Return, from the lines below, each one that includes the word "Empréstimo".

- - - - -

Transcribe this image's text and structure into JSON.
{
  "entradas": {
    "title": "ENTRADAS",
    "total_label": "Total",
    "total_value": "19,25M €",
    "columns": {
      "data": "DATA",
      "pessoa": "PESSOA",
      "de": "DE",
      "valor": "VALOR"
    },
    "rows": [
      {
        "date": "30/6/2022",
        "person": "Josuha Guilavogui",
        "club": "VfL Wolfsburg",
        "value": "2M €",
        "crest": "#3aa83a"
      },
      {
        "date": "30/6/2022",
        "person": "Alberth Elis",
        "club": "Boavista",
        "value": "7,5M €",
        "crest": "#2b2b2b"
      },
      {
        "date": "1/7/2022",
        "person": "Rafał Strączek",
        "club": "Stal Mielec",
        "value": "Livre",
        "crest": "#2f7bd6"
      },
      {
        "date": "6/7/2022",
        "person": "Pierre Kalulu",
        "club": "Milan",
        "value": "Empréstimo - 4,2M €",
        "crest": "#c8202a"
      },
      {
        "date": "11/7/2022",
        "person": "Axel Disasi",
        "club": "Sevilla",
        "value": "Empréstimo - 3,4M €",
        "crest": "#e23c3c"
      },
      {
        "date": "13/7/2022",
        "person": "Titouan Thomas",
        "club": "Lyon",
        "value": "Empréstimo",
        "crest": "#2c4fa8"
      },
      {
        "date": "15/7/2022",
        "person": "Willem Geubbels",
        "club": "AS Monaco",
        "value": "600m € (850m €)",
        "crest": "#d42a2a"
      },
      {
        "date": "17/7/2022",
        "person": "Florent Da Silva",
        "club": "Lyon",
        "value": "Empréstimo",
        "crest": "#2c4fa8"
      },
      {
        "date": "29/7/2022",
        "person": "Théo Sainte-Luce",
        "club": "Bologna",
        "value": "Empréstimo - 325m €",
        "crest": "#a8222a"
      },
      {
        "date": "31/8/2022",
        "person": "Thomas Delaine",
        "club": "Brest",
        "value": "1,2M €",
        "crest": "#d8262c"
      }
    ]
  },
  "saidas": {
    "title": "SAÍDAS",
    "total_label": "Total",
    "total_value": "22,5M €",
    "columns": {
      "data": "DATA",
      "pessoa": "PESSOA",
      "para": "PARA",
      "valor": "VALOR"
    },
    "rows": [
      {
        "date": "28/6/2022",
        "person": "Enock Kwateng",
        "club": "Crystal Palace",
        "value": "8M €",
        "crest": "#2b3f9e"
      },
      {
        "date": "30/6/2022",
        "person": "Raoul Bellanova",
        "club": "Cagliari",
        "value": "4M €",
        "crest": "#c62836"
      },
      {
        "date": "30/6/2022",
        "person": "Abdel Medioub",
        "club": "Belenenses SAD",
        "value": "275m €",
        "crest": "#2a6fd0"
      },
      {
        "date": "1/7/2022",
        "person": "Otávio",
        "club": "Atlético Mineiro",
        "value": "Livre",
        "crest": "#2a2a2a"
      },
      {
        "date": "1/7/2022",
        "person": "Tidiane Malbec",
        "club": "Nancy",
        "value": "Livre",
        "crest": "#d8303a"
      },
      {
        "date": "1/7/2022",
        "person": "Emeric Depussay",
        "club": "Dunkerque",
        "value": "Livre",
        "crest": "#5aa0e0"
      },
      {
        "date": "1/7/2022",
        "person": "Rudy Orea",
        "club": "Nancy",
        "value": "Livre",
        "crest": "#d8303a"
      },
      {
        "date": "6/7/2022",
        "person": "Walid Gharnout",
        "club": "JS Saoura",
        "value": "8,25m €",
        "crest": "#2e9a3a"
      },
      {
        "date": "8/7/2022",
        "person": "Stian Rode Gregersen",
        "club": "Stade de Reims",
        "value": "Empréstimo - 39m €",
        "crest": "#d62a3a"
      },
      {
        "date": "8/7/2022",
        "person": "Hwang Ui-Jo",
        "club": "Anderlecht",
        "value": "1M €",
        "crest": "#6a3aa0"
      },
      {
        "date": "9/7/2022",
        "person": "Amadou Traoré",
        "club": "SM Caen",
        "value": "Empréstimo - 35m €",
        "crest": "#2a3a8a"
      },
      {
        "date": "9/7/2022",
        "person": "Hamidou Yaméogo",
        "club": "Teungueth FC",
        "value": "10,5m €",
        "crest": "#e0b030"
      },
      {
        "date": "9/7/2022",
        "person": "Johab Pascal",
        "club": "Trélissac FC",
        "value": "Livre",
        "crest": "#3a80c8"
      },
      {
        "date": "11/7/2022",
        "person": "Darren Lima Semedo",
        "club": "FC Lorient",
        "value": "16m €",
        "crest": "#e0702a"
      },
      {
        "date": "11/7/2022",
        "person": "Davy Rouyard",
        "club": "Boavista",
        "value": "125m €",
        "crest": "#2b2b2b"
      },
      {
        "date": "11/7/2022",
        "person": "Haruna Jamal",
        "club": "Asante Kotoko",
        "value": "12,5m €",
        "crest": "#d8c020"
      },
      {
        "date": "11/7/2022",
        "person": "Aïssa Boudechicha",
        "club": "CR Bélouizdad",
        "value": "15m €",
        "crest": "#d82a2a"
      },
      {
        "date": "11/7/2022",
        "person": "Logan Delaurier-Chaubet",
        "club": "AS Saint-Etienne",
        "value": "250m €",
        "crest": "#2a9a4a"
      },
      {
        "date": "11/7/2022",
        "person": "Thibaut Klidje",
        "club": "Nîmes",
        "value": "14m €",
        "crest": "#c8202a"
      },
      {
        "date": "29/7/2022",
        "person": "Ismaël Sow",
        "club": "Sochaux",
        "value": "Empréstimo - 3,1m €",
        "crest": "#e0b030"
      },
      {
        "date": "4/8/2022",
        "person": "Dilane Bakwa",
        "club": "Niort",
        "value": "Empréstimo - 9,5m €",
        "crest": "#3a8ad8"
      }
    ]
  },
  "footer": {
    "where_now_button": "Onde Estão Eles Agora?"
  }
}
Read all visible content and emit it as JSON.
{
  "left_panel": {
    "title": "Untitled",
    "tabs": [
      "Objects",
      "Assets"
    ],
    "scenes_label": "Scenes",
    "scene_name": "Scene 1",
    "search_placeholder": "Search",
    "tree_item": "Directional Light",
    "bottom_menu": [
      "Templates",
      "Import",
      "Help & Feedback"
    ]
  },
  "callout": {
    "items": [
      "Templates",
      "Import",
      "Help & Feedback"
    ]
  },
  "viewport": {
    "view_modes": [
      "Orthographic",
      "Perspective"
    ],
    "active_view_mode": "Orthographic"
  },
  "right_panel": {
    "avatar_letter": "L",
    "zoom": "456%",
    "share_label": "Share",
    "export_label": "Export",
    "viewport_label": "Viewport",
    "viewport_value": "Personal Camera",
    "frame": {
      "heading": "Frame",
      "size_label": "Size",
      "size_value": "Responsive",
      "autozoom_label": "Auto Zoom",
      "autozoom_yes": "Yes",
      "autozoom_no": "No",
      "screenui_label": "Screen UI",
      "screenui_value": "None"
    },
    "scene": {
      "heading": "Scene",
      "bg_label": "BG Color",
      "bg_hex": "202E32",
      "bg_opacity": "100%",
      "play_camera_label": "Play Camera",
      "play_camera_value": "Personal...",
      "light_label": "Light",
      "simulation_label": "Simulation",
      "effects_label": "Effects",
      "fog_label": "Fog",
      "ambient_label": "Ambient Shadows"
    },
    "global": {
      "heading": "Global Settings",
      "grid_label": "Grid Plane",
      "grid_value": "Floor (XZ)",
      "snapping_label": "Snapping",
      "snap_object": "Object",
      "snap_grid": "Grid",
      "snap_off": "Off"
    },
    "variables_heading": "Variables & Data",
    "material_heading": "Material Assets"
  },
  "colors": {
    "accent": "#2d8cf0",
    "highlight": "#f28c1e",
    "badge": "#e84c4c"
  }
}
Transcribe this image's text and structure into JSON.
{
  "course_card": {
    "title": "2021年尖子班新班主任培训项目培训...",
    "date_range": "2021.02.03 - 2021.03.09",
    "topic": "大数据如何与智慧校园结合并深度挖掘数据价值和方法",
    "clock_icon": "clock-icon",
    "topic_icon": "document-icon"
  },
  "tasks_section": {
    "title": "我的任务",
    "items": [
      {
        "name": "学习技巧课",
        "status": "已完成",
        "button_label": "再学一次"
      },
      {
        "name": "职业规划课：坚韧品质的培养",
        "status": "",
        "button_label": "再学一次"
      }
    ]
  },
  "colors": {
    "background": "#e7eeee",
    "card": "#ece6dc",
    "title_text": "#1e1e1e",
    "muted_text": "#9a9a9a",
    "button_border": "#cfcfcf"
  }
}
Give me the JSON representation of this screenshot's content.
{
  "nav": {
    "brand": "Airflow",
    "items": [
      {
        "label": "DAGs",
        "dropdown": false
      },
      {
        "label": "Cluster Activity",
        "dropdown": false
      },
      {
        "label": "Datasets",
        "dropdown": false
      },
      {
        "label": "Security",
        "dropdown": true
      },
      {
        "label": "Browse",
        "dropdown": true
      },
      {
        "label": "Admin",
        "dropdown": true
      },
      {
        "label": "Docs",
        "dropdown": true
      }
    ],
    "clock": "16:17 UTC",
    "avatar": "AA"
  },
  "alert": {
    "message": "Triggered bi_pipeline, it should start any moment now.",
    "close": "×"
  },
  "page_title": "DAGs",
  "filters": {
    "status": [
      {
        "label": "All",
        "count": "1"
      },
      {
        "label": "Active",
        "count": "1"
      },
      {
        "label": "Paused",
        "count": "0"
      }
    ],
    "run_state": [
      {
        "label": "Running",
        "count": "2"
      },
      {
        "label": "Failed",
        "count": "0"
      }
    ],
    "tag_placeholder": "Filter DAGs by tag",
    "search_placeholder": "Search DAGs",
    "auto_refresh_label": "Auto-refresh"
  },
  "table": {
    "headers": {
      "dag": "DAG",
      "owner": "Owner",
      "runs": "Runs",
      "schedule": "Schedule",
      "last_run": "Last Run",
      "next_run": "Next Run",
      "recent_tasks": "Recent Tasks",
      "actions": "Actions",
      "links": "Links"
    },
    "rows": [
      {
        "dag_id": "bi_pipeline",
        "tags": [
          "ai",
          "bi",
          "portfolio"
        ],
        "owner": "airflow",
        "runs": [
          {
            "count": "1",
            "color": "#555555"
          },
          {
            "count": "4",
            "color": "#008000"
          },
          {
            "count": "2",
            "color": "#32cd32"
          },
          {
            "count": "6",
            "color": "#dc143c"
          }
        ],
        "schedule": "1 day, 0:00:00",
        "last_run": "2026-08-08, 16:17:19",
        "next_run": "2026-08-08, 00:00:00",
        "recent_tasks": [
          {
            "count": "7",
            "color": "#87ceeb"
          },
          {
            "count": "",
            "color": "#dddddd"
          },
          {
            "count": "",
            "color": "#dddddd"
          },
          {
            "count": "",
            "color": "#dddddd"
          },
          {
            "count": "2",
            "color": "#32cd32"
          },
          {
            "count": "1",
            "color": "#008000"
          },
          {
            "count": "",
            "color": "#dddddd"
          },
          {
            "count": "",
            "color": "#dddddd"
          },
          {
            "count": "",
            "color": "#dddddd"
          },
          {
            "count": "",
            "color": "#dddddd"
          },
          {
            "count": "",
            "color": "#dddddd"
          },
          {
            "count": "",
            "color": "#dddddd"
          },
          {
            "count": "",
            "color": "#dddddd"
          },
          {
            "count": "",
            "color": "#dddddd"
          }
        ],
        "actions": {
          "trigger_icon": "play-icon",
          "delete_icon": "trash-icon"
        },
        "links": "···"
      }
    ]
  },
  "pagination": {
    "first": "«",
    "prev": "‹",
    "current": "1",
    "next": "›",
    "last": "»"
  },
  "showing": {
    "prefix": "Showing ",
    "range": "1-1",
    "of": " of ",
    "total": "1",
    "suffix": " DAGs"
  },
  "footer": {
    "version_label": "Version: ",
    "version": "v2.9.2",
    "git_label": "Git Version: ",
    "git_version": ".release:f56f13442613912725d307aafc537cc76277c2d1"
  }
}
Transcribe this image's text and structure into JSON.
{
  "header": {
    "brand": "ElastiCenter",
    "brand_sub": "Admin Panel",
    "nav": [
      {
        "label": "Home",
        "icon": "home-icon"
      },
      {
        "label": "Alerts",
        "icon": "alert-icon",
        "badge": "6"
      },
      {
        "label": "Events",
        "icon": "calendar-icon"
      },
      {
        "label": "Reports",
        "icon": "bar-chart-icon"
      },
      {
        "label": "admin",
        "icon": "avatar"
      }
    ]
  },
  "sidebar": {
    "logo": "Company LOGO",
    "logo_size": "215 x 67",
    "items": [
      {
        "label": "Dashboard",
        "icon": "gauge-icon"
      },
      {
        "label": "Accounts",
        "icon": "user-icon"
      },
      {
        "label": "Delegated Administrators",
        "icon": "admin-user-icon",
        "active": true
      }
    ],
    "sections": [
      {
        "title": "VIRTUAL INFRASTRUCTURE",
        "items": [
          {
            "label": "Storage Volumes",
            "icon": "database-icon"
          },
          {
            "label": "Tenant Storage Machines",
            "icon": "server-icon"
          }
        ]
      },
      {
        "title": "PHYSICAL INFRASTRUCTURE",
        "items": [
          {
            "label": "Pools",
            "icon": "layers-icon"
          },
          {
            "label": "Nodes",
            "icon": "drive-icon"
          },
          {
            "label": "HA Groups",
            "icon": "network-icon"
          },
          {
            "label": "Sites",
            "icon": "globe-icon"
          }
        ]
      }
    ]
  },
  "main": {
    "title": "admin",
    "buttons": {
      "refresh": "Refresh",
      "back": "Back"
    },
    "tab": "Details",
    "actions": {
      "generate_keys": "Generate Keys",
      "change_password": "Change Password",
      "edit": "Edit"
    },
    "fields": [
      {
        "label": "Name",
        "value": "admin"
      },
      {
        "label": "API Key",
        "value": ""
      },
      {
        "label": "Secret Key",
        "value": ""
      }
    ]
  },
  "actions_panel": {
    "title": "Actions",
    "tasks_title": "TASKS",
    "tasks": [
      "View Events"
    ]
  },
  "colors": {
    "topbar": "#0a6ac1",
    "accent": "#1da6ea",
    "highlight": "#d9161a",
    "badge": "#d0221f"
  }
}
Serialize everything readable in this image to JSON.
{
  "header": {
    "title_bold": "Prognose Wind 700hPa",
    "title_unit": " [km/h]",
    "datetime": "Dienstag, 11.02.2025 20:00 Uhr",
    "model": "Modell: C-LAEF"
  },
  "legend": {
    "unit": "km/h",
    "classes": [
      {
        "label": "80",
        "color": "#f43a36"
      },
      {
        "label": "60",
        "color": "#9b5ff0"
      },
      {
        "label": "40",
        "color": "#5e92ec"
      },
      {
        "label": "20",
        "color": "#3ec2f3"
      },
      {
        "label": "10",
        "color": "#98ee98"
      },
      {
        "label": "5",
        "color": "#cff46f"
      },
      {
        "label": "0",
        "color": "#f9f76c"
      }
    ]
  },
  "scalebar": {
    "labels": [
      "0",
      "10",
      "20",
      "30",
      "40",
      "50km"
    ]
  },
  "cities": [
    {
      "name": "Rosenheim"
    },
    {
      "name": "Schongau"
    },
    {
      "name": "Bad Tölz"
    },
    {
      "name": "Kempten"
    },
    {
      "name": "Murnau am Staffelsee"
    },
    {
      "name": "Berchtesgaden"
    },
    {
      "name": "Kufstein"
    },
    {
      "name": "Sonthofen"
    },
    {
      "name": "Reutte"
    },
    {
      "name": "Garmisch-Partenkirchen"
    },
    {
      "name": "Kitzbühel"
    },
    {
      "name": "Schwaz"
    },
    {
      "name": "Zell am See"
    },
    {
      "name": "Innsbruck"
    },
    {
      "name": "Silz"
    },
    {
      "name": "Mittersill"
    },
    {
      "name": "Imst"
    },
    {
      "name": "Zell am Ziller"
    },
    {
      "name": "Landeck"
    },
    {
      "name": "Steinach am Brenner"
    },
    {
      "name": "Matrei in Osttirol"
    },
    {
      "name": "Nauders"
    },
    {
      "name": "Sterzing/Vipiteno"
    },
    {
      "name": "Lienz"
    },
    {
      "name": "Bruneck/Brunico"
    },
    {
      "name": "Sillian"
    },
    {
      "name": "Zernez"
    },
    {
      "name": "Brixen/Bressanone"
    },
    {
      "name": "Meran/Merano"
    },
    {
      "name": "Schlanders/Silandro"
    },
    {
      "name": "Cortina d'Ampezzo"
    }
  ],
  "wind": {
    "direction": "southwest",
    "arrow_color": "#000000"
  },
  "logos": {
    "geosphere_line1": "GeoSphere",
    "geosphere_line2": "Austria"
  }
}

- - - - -

● Response:
        "value": "Empréstimo - 4,2M €",
        "value": "Empréstimo - 3,4M €",
        "value": "Empréstimo",
        "value": "Empréstimo",
        "value": "Empréstimo - 325m €",
        "value": "Empréstimo - 39m €",
        "value": "Empréstimo - 35m €",
        "value": "Empréstimo - 3,1m €",
        "value": "Empréstimo - 9,5m €",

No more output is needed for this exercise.